### Directions
Say how many lines below hold the word "label"; give the number by itself.

### Data for this exercise
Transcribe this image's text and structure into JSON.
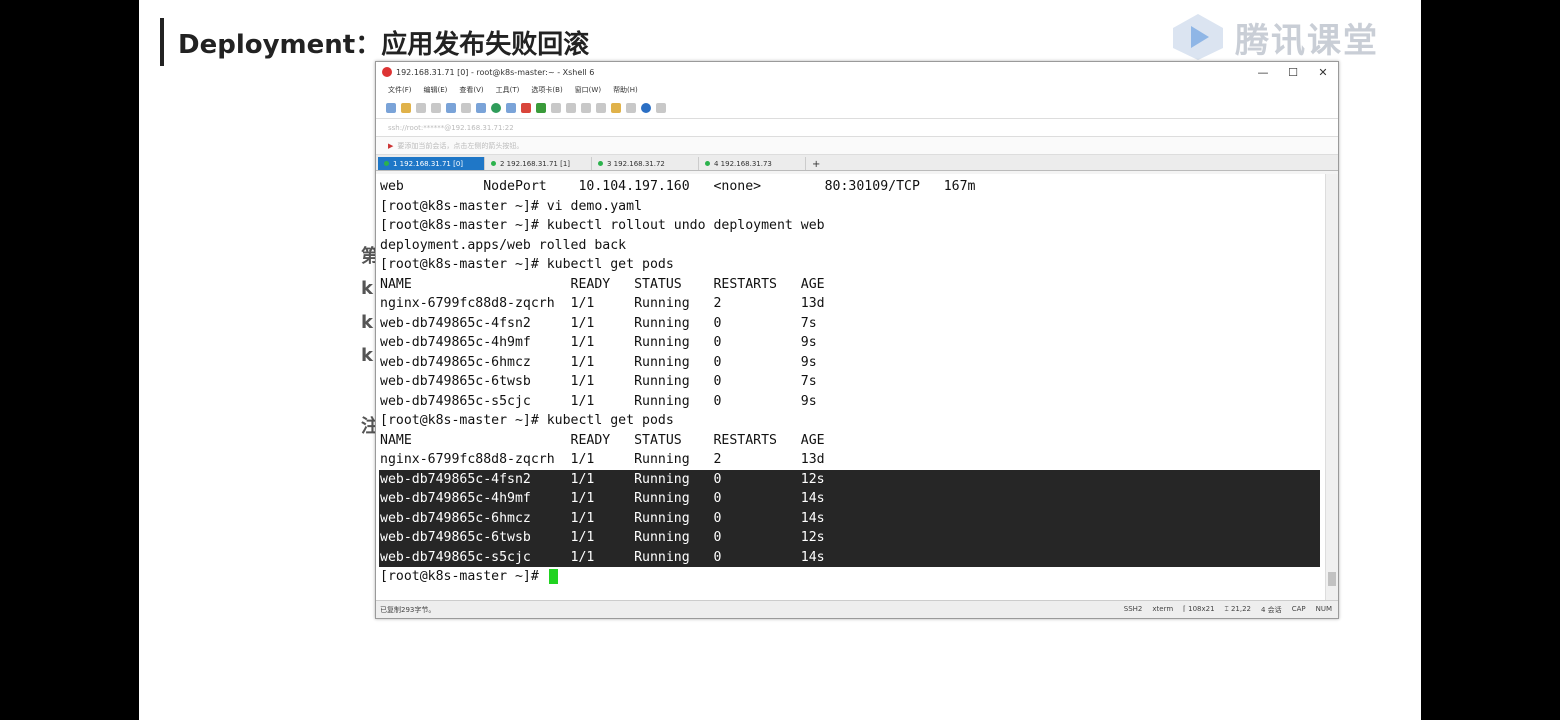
{
  "slide": {
    "title": "Deployment：应用发布失败回滚",
    "logo_text": "腾讯课堂",
    "bg_chars": [
      "第",
      "k",
      "k",
      "k",
      "注"
    ]
  },
  "window": {
    "title": "192.168.31.71 [0] - root@k8s-master:~ - Xshell 6",
    "controls": [
      "—",
      "☐",
      "✕"
    ],
    "menu": [
      "文件(F)",
      "编辑(E)",
      "查看(V)",
      "工具(T)",
      "选项卡(B)",
      "窗口(W)",
      "帮助(H)"
    ],
    "address": "ssh://root:******@192.168.31.71:22",
    "hint": "要添加当前会话，点击左侧的箭头按钮。",
    "tabs": [
      {
        "label": "1 192.168.31.71 [0]",
        "active": true
      },
      {
        "label": "2 192.168.31.71 [1]",
        "active": false
      },
      {
        "label": "3 192.168.31.72",
        "active": false
      },
      {
        "label": "4 192.168.31.73",
        "active": false
      }
    ],
    "tab_add": "+",
    "status_left": "已复制293字节。",
    "status_right": [
      "SSH2",
      "xterm",
      "⌈ 108x21",
      "⌶ 21,22",
      "4 会话",
      "CAP",
      "NUM"
    ]
  },
  "terminal": {
    "lines": [
      "web          NodePort    10.104.197.160   <none>        80:30109/TCP   167m",
      "[root@k8s-master ~]# vi demo.yaml",
      "[root@k8s-master ~]# kubectl rollout undo deployment web",
      "deployment.apps/web rolled back",
      "[root@k8s-master ~]# kubectl get pods",
      "NAME                    READY   STATUS    RESTARTS   AGE",
      "nginx-6799fc88d8-zqcrh  1/1     Running   2          13d",
      "web-db749865c-4fsn2     1/1     Running   0          7s",
      "web-db749865c-4h9mf     1/1     Running   0          9s",
      "web-db749865c-6hmcz     1/1     Running   0          9s",
      "web-db749865c-6twsb     1/1     Running   0          7s",
      "web-db749865c-s5cjc     1/1     Running   0          9s",
      "[root@k8s-master ~]# kubectl get pods",
      "NAME                    READY   STATUS    RESTARTS   AGE",
      "nginx-6799fc88d8-zqcrh  1/1     Running   2          13d",
      "web-db749865c-4fsn2     1/1     Running   0          12s",
      "web-db749865c-4h9mf     1/1     Running   0          14s",
      "web-db749865c-6hmcz     1/1     Running   0          14s",
      "web-db749865c-6twsb     1/1     Running   0          12s",
      "web-db749865c-s5cjc     1/1     Running   0          14s",
      "[root@k8s-master ~]# "
    ],
    "selected_lines": [
      15,
      16,
      17,
      18,
      19
    ],
    "colors": {
      "selection_bg": "#262626",
      "cursor": "#21d321",
      "tab_active": "#1f77c7"
    }
  }
}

### Task answer
4